Element data from apps and pages
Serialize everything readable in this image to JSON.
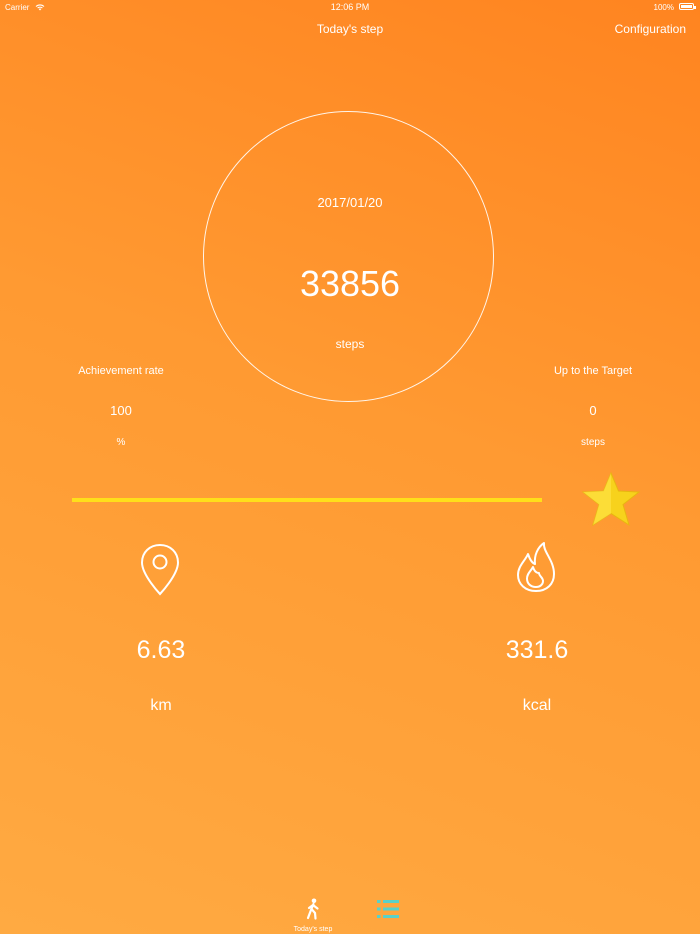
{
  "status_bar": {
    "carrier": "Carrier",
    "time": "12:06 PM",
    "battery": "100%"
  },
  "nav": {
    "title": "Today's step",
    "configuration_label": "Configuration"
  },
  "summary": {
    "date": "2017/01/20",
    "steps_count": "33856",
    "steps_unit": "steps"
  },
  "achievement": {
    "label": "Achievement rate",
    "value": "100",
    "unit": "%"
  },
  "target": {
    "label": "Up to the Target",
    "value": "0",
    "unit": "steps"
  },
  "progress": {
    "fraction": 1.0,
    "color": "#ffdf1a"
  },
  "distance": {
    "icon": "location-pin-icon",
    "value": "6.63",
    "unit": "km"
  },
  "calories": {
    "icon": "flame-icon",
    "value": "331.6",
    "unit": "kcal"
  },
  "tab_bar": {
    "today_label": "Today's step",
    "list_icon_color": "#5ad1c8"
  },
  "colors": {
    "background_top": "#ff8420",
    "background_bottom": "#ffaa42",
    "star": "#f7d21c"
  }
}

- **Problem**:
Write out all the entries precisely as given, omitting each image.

- **Solution for this exercise**:
Serialize everything readable in this image to JSON.
{
  "status_bar": {
    "carrier": "Carrier",
    "time": "12:06 PM",
    "battery": "100%"
  },
  "nav": {
    "title": "Today's step",
    "configuration_label": "Configuration"
  },
  "summary": {
    "date": "2017/01/20",
    "steps_count": "33856",
    "steps_unit": "steps"
  },
  "achievement": {
    "label": "Achievement rate",
    "value": "100",
    "unit": "%"
  },
  "target": {
    "label": "Up to the Target",
    "value": "0",
    "unit": "steps"
  },
  "progress": {
    "fraction": 1.0,
    "color": "#ffdf1a"
  },
  "distance": {
    "icon": "location-pin-icon",
    "value": "6.63",
    "unit": "km"
  },
  "calories": {
    "icon": "flame-icon",
    "value": "331.6",
    "unit": "kcal"
  },
  "tab_bar": {
    "today_label": "Today's step",
    "list_icon_color": "#5ad1c8"
  },
  "colors": {
    "background_top": "#ff8420",
    "background_bottom": "#ffaa42",
    "star": "#f7d21c"
  }
}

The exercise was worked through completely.